PROBLEM: Scan the entries for lines with the word "sensitive", then copy those lines.

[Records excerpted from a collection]
== Segment start ==

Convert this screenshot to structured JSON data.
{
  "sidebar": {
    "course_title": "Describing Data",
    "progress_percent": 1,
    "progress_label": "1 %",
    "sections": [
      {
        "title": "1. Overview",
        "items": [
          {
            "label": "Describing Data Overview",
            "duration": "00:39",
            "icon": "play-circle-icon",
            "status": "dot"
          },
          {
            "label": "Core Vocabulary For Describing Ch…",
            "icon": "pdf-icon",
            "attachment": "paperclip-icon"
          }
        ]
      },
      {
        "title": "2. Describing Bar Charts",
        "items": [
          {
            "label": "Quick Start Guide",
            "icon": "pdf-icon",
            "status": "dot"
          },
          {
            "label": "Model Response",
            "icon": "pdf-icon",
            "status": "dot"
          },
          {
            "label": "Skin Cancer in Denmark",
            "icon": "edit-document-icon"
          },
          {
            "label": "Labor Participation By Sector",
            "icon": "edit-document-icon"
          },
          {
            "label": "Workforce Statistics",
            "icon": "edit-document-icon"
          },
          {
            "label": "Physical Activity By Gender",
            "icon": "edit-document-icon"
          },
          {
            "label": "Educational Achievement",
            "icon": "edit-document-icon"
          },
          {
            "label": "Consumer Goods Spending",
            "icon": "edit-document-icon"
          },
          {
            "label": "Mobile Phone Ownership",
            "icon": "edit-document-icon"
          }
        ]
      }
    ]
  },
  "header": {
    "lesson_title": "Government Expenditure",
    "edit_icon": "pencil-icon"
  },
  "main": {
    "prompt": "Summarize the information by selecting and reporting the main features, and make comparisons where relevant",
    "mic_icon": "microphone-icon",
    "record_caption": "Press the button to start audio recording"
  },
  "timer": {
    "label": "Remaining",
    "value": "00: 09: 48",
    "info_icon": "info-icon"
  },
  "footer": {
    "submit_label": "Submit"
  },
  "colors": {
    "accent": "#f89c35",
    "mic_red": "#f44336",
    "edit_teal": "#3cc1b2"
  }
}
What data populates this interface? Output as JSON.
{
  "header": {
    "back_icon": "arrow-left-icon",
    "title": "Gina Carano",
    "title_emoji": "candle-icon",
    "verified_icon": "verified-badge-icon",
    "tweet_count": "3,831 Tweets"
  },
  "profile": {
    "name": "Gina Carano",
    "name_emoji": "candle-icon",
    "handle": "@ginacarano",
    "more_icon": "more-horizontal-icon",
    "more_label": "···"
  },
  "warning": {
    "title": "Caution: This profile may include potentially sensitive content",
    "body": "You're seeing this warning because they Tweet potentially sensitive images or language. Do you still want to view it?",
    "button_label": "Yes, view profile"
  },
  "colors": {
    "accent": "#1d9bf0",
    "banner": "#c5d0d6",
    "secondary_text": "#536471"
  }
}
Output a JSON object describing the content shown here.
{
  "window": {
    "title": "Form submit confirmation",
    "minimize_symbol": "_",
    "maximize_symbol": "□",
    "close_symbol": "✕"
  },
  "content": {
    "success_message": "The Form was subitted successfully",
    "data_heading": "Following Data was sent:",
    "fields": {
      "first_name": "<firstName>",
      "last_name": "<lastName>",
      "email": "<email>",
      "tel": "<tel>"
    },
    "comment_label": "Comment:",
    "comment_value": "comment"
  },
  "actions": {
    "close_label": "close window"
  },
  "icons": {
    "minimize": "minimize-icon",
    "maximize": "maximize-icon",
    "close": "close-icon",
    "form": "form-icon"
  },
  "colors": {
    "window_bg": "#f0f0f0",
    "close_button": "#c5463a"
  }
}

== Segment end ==

ANSWER TO THE EXERCISE:
    "title": "Caution: This profile may include potentially sensitive content",
    "body": "You're seeing this warning because they Tweet potentially sensitive images or language. Do you still want to view it?",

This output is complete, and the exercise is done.